Quote the entries that follow exactly, leaving none out.

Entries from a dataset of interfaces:
*** Block opens ***

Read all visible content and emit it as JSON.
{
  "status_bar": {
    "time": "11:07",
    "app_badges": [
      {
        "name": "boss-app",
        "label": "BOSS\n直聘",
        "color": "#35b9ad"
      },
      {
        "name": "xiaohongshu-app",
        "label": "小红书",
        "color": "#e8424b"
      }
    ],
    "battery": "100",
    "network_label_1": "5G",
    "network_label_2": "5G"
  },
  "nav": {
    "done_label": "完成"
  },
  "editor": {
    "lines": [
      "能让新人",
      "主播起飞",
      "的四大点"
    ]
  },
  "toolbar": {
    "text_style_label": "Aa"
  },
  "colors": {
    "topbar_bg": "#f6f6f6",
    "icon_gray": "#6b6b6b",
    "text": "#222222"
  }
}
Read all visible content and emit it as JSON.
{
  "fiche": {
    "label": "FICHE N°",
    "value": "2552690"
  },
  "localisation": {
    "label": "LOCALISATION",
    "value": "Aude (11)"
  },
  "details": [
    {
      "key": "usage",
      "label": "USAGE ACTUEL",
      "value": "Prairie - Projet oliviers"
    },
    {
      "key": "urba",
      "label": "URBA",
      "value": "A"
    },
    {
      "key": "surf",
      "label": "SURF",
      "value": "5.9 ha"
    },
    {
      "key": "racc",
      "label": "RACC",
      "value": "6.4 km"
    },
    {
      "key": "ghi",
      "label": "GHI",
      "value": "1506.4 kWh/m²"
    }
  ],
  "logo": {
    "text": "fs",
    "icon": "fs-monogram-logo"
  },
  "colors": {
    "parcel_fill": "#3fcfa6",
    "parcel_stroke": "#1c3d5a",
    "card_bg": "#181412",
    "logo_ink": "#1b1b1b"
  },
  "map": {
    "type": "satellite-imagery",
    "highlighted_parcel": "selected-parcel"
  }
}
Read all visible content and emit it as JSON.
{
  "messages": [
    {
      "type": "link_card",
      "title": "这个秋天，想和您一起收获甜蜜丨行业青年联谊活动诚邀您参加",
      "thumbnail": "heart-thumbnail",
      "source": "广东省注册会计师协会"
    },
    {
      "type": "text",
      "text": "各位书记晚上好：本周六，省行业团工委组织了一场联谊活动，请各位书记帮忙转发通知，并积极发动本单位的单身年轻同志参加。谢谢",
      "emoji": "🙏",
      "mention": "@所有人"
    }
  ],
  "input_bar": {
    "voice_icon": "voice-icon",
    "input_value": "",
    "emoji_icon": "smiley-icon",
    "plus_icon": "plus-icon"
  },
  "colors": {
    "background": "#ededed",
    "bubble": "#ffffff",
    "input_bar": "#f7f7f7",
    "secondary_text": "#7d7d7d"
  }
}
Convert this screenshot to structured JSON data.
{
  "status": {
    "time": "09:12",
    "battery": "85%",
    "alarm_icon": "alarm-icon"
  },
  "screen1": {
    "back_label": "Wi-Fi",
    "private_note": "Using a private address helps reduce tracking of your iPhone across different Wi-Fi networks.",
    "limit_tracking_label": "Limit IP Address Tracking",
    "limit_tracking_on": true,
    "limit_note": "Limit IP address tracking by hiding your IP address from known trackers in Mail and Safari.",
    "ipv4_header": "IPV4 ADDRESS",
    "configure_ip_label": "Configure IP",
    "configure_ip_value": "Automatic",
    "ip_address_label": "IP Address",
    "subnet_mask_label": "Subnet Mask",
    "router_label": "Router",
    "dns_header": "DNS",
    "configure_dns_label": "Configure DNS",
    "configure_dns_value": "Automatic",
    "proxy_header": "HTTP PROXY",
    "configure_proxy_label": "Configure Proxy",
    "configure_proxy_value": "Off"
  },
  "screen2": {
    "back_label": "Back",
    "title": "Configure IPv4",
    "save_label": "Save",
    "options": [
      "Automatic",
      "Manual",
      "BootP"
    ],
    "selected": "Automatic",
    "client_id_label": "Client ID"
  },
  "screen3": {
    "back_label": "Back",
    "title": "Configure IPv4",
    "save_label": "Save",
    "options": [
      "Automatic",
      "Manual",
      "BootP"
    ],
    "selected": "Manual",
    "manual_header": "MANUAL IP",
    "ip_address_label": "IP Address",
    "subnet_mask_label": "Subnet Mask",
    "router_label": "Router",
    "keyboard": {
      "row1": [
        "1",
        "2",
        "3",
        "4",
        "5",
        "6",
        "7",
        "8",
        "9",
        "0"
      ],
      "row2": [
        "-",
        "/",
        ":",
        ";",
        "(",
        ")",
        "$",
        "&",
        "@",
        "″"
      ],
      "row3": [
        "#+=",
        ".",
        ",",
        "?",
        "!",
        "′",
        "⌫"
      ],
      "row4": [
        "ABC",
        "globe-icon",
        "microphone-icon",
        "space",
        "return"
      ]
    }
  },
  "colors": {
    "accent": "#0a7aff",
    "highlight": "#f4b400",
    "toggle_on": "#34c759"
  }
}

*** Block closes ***

FINAL ANSWER:
Read all visible content and emit it as JSON.
{
  "status_bar": {
    "time": "11:07",
    "app_badges": [
      {
        "name": "boss-app",
        "label": "BOSS\n直聘",
        "color": "#35b9ad"
      },
      {
        "name": "xiaohongshu-app",
        "label": "小红书",
        "color": "#e8424b"
      }
    ],
    "battery": "100",
    "network_label_1": "5G",
    "network_label_2": "5G"
  },
  "nav": {
    "done_label": "完成"
  },
  "editor": {
    "lines": [
      "能让新人",
      "主播起飞",
      "的四大点"
    ]
  },
  "toolbar": {
    "text_style_label": "Aa"
  },
  "colors": {
    "topbar_bg": "#f6f6f6",
    "icon_gray": "#6b6b6b",
    "text": "#222222"
  }
}
Read all visible content and emit it as JSON.
{
  "fiche": {
    "label": "FICHE N°",
    "value": "2552690"
  },
  "localisation": {
    "label": "LOCALISATION",
    "value": "Aude (11)"
  },
  "details": [
    {
      "key": "usage",
      "label": "USAGE ACTUEL",
      "value": "Prairie - Projet oliviers"
    },
    {
      "key": "urba",
      "label": "URBA",
      "value": "A"
    },
    {
      "key": "surf",
      "label": "SURF",
      "value": "5.9 ha"
    },
    {
      "key": "racc",
      "label": "RACC",
      "value": "6.4 km"
    },
    {
      "key": "ghi",
      "label": "GHI",
      "value": "1506.4 kWh/m²"
    }
  ],
  "logo": {
    "text": "fs",
    "icon": "fs-monogram-logo"
  },
  "colors": {
    "parcel_fill": "#3fcfa6",
    "parcel_stroke": "#1c3d5a",
    "card_bg": "#181412",
    "logo_ink": "#1b1b1b"
  },
  "map": {
    "type": "satellite-imagery",
    "highlighted_parcel": "selected-parcel"
  }
}
Read all visible content and emit it as JSON.
{
  "messages": [
    {
      "type": "link_card",
      "title": "这个秋天，想和您一起收获甜蜜丨行业青年联谊活动诚邀您参加",
      "thumbnail": "heart-thumbnail",
      "source": "广东省注册会计师协会"
    },
    {
      "type": "text",
      "text": "各位书记晚上好：本周六，省行业团工委组织了一场联谊活动，请各位书记帮忙转发通知，并积极发动本单位的单身年轻同志参加。谢谢",
      "emoji": "🙏",
      "mention": "@所有人"
    }
  ],
  "input_bar": {
    "voice_icon": "voice-icon",
    "input_value": "",
    "emoji_icon": "smiley-icon",
    "plus_icon": "plus-icon"
  },
  "colors": {
    "background": "#ededed",
    "bubble": "#ffffff",
    "input_bar": "#f7f7f7",
    "secondary_text": "#7d7d7d"
  }
}
Convert this screenshot to structured JSON data.
{
  "status": {
    "time": "09:12",
    "battery": "85%",
    "alarm_icon": "alarm-icon"
  },
  "screen1": {
    "back_label": "Wi-Fi",
    "private_note": "Using a private address helps reduce tracking of your iPhone across different Wi-Fi networks.",
    "limit_tracking_label": "Limit IP Address Tracking",
    "limit_tracking_on": true,
    "limit_note": "Limit IP address tracking by hiding your IP address from known trackers in Mail and Safari.",
    "ipv4_header": "IPV4 ADDRESS",
    "configure_ip_label": "Configure IP",
    "configure_ip_value": "Automatic",
    "ip_address_label": "IP Address",
    "subnet_mask_label": "Subnet Mask",
    "router_label": "Router",
    "dns_header": "DNS",
    "configure_dns_label": "Configure DNS",
    "configure_dns_value": "Automatic",
    "proxy_header": "HTTP PROXY",
    "configure_proxy_label": "Configure Proxy",
    "configure_proxy_value": "Off"
  },
  "screen2": {
    "back_label": "Back",
    "title": "Configure IPv4",
    "save_label": "Save",
    "options": [
      "Automatic",
      "Manual",
      "BootP"
    ],
    "selected": "Automatic",
    "client_id_label": "Client ID"
  },
  "screen3": {
    "back_label": "Back",
    "title": "Configure IPv4",
    "save_label": "Save",
    "options": [
      "Automatic",
      "Manual",
      "BootP"
    ],
    "selected": "Manual",
    "manual_header": "MANUAL IP",
    "ip_address_label": "IP Address",
    "subnet_mask_label": "Subnet Mask",
    "router_label": "Router",
    "keyboard": {
      "row1": [
        "1",
        "2",
        "3",
        "4",
        "5",
        "6",
        "7",
        "8",
        "9",
        "0"
      ],
      "row2": [
        "-",
        "/",
        ":",
        ";",
        "(",
        ")",
        "$",
        "&",
        "@",
        "″"
      ],
      "row3": [
        "#+=",
        ".",
        ",",
        "?",
        "!",
        "′",
        "⌫"
      ],
      "row4": [
        "ABC",
        "globe-icon",
        "microphone-icon",
        "space",
        "return"
      ]
    }
  },
  "colors": {
    "accent": "#0a7aff",
    "highlight": "#f4b400",
    "toggle_on": "#34c759"
  }
}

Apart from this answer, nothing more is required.